- TASK REQUIREMENTS
In the entries below, find every line with "Product" and copy it.

- EXCERPTED RECORDS
- - - - -
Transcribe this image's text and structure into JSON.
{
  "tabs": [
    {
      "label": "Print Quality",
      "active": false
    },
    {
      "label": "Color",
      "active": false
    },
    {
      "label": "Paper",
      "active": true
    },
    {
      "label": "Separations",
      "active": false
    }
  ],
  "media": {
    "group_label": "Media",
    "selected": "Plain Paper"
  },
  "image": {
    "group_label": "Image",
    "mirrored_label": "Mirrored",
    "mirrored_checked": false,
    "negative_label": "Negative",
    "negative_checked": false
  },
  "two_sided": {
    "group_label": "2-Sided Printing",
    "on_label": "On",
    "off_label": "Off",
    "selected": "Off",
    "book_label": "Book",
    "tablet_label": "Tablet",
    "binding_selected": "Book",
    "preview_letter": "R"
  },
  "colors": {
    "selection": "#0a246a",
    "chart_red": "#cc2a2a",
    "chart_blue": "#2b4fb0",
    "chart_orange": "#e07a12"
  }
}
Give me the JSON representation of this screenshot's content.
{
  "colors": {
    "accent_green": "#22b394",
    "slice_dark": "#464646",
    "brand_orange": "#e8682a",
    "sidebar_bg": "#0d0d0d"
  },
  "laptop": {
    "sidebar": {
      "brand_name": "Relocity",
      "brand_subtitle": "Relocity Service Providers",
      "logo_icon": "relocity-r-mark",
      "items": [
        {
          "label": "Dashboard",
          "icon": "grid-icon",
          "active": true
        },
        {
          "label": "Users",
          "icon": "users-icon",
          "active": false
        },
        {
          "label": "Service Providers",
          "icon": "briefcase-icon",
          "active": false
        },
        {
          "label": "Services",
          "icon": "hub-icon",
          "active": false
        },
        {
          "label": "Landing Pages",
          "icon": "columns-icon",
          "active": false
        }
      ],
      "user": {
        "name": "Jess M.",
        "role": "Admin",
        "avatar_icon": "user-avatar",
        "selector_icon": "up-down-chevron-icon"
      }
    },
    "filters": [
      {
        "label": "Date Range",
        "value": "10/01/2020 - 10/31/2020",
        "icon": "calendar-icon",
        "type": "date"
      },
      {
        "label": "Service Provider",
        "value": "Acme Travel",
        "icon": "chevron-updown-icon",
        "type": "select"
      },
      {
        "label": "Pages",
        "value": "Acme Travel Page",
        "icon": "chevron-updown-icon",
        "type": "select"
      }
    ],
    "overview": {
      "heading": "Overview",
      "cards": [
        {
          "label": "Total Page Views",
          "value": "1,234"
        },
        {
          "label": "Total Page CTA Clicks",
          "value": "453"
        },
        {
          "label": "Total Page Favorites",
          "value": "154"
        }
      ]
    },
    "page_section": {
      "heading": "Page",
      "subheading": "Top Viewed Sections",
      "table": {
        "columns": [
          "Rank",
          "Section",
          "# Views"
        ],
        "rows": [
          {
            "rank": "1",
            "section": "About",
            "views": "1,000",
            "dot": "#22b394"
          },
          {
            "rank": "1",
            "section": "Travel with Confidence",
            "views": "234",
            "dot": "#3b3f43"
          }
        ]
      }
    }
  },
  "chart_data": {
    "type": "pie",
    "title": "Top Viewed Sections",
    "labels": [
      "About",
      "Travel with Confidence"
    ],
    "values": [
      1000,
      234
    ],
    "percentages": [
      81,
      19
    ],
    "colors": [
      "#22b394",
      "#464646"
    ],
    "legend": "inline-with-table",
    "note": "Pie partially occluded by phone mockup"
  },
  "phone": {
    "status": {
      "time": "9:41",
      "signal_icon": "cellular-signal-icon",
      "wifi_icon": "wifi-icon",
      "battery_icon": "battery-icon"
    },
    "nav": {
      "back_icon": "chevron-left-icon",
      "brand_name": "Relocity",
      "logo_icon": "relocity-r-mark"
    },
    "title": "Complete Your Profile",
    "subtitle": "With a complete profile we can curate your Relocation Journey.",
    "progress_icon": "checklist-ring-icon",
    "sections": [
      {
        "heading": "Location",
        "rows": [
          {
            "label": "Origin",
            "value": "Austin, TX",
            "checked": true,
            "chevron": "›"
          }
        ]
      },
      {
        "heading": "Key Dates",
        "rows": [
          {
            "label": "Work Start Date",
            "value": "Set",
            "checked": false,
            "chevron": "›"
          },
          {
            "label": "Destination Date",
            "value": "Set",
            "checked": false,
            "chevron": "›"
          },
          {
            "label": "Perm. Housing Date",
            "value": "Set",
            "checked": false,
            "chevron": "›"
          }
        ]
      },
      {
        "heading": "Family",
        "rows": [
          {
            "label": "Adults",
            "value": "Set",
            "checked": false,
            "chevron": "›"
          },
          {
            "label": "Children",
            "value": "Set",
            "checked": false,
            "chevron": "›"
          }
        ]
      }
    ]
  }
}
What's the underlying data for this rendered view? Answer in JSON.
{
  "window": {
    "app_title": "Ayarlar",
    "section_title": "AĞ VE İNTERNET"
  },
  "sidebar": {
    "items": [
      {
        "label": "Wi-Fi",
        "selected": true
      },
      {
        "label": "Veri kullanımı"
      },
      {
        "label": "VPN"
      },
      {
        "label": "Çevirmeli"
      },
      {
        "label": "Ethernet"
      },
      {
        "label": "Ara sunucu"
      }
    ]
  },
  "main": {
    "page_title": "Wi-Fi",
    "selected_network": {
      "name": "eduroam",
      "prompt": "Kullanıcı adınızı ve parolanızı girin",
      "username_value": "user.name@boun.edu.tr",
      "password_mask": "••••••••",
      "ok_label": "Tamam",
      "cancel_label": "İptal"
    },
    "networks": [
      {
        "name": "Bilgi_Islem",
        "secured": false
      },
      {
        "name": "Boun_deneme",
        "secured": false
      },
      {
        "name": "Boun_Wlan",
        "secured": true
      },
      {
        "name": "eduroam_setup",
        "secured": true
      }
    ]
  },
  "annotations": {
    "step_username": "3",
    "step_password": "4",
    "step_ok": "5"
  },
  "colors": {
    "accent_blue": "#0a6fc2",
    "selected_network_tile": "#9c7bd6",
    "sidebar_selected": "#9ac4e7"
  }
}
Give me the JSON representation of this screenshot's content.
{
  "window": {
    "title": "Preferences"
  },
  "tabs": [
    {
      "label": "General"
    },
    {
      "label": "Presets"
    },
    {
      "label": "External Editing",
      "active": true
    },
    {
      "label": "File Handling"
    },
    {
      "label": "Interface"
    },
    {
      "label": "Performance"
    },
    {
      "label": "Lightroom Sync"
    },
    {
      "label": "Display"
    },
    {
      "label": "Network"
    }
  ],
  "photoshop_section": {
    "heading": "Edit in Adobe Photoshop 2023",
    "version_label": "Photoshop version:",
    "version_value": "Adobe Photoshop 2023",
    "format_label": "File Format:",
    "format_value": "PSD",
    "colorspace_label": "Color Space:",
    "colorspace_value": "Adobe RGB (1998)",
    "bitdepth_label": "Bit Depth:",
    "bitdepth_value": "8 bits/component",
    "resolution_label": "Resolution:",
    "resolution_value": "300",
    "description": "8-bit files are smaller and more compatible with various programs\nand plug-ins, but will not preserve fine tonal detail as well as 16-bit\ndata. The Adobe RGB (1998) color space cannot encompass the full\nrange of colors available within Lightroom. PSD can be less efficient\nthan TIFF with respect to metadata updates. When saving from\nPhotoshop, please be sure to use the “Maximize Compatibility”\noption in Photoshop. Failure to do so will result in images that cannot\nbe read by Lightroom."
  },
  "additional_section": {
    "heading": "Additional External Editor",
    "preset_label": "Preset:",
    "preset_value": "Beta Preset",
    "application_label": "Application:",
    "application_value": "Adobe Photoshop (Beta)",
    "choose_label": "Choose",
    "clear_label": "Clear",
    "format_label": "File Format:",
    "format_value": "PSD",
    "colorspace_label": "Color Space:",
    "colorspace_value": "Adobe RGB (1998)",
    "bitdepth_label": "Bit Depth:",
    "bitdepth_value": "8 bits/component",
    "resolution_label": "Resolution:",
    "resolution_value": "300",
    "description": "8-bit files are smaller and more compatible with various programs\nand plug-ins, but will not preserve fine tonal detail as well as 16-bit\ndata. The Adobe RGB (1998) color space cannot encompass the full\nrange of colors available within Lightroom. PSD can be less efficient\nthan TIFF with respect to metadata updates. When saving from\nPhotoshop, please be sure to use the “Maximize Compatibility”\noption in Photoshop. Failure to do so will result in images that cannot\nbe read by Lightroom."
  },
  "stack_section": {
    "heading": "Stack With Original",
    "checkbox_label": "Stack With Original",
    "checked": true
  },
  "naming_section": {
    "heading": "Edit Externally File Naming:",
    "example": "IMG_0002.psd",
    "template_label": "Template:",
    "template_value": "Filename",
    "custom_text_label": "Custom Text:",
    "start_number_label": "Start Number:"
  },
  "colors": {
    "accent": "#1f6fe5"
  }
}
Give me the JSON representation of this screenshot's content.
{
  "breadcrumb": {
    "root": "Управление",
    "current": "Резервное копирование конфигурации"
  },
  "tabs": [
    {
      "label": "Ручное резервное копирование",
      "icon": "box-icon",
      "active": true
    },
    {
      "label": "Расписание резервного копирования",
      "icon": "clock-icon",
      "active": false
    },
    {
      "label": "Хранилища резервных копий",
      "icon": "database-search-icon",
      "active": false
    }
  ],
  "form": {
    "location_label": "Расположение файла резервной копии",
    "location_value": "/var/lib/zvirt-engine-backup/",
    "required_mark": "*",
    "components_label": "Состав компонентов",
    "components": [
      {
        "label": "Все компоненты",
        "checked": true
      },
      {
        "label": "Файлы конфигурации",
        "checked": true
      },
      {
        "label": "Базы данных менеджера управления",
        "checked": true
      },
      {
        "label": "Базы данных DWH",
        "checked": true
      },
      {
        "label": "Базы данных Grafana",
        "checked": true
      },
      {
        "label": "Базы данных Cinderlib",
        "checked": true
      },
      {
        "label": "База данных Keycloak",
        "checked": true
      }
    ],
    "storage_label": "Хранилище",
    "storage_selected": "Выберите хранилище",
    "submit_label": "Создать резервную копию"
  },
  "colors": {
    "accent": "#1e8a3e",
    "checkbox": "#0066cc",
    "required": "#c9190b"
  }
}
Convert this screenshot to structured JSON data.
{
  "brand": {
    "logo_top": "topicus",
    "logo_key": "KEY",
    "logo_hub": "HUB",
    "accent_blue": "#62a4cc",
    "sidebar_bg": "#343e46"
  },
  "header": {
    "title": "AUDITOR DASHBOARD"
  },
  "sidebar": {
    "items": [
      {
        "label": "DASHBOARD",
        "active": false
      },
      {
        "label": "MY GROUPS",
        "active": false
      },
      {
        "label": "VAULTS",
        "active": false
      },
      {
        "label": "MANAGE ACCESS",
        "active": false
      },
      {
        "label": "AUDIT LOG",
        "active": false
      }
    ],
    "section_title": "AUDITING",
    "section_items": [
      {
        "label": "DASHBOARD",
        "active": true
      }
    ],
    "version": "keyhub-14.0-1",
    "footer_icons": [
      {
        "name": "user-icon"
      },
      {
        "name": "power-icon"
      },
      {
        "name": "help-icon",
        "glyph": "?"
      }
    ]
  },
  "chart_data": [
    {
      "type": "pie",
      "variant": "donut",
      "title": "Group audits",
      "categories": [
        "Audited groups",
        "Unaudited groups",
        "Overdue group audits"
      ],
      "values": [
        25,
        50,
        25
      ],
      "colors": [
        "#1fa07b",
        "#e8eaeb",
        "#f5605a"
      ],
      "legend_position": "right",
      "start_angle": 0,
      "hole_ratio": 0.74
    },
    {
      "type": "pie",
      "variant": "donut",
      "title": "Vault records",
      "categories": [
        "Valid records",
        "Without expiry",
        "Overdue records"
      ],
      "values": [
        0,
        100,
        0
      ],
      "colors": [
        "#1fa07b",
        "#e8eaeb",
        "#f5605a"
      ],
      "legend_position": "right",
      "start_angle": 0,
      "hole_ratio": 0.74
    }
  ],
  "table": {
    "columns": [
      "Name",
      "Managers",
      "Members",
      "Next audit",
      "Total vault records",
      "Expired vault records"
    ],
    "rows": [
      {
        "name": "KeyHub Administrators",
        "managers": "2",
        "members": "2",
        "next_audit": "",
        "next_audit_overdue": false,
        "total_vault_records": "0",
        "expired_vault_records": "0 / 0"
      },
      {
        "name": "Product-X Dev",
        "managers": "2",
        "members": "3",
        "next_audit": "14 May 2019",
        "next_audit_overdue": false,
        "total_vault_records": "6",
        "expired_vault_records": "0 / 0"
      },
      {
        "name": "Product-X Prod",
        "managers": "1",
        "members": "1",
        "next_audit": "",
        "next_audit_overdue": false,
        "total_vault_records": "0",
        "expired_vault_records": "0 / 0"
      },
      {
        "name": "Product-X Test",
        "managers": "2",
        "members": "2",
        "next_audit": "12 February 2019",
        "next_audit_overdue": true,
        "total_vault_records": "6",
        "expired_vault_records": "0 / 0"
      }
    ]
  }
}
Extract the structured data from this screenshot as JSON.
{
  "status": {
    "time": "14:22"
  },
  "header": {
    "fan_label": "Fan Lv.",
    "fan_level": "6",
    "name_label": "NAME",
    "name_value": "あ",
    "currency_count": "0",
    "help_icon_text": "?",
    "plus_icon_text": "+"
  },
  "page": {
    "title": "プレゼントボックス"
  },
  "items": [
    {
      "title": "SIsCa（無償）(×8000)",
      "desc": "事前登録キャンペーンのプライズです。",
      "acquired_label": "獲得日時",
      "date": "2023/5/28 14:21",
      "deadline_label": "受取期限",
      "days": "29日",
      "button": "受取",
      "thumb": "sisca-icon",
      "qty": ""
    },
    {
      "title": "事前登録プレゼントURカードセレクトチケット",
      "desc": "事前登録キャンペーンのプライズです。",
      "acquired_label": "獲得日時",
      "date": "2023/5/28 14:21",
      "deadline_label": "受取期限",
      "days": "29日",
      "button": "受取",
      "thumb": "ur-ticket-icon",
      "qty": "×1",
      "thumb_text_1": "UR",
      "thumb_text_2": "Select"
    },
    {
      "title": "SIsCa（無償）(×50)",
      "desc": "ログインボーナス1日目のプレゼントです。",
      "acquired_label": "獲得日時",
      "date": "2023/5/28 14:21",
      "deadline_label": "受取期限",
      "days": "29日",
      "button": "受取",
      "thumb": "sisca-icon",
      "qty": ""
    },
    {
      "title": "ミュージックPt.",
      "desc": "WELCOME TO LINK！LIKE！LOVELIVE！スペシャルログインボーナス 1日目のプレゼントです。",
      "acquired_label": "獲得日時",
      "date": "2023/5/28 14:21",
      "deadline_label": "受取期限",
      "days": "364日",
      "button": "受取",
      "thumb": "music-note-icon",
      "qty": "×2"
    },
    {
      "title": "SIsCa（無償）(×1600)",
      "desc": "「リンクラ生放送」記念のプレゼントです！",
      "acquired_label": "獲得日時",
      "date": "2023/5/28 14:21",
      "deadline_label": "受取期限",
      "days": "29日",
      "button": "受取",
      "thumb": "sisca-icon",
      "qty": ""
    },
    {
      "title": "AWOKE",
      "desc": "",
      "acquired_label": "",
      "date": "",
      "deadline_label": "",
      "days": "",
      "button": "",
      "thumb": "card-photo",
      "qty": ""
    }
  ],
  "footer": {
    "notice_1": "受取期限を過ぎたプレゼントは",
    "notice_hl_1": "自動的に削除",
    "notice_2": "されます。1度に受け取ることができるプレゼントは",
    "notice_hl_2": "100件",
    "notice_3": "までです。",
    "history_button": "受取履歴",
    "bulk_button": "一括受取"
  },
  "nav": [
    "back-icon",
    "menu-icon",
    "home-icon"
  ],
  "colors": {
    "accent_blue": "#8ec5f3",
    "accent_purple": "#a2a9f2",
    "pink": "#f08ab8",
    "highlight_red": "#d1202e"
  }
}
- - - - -
- RESPONSE BOX
        "name": "Product-X Dev",
        "name": "Product-X Prod",
        "name": "Product-X Test",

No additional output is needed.